The increasing profile of competitive sport for people with disabilities has made global travel a common occurrence in disability sport. At the Sydney Paralympics in 2000, 4,032 athletes from 123 countries took part in competition. The British team was comprised of 212 athletes and 120 staff, a substantial number of people for the medical team to take care of. The able-bodied athlete when travelling abroad has to consider the effects of time zone travel and the climatic conditions they may encounter after a long haul flight (1). The athlete with a disability has to consider these, and many other potential complications which may occur 'en route' and could adversely affect competition. Adequate education and preparation of both athletes and their medical support team can help to prevent these complications.
|Number of pages||6|
|Publication status||Published - 2003|
- Air Travel

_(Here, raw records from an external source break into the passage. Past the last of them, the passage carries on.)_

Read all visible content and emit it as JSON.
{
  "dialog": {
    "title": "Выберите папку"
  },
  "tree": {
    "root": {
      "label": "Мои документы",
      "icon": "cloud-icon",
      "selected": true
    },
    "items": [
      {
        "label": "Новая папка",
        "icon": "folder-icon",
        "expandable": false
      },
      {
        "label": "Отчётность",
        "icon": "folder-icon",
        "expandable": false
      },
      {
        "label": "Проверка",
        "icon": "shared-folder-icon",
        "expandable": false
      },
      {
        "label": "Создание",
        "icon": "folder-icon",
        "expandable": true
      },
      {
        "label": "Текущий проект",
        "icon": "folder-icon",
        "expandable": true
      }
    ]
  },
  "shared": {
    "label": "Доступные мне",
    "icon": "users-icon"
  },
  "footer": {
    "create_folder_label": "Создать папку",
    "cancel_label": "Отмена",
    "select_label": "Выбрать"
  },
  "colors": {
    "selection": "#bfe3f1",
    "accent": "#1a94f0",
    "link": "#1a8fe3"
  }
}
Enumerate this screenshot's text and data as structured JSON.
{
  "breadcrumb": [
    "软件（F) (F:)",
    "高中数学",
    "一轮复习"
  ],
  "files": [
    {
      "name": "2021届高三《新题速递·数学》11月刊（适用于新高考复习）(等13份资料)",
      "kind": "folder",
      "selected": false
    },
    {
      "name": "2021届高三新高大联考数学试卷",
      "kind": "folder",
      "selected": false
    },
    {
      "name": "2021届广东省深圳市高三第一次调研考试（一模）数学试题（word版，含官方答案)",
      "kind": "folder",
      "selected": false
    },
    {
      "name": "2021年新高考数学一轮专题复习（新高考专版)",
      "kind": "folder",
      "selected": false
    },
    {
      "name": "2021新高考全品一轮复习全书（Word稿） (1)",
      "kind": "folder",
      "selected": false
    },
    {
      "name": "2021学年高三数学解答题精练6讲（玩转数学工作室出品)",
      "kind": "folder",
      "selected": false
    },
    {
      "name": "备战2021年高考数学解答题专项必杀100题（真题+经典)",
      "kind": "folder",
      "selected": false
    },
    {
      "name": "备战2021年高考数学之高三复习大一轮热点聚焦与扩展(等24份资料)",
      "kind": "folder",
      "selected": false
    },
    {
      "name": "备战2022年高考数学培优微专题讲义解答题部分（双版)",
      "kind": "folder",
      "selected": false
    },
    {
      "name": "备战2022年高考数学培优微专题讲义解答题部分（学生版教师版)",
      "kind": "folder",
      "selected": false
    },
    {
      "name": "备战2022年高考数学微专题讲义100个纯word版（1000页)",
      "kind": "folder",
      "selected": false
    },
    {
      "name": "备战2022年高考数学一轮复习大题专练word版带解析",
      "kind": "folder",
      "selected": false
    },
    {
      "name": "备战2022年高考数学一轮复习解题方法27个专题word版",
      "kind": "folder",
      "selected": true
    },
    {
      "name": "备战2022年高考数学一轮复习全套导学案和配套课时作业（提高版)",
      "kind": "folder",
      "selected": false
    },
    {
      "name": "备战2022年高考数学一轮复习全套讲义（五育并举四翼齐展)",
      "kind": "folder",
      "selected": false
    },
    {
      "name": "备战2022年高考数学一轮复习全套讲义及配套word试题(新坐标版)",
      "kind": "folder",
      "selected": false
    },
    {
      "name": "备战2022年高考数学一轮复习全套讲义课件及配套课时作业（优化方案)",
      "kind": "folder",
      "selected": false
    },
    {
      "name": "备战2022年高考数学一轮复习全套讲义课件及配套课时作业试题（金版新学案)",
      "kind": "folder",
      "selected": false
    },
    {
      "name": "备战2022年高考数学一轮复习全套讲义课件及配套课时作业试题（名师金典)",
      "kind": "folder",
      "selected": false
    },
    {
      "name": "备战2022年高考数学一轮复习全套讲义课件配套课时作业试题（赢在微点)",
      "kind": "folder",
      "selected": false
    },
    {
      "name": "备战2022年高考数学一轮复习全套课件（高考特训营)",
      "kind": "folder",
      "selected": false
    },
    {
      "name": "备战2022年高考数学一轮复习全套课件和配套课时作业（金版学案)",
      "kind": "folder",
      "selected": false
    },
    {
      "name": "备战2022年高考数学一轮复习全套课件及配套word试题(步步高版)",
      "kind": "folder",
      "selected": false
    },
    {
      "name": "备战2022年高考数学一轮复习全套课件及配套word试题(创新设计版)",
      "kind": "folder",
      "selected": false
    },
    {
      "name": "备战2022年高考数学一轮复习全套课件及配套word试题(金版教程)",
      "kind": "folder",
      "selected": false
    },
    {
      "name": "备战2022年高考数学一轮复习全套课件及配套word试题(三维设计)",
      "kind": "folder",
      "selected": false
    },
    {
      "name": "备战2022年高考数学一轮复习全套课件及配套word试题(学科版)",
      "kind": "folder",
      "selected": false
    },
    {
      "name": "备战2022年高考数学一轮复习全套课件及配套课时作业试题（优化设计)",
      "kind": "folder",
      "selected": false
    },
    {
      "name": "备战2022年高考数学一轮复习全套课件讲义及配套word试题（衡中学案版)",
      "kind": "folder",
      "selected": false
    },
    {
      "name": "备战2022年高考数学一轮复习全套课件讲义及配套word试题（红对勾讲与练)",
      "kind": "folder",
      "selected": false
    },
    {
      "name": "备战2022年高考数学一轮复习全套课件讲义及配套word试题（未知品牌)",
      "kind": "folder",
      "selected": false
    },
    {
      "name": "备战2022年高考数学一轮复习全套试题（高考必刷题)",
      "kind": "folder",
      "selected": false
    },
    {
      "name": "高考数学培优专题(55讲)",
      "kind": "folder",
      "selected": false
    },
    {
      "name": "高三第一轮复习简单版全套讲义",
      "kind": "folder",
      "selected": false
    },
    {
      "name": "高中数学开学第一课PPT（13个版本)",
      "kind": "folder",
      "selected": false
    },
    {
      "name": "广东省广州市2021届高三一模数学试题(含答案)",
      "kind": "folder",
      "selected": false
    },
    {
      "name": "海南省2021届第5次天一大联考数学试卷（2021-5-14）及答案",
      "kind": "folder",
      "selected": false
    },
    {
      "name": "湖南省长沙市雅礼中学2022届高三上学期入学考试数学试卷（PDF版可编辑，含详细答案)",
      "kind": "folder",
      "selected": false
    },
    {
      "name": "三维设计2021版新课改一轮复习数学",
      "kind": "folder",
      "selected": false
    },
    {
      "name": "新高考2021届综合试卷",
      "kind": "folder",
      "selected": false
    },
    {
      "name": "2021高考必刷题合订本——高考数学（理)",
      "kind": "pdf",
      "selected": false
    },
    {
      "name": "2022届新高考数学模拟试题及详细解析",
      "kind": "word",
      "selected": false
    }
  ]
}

- Autonomic Dysreflexia - Prevention and Control
- Body Temperature Regulation
- Cerebral Palsy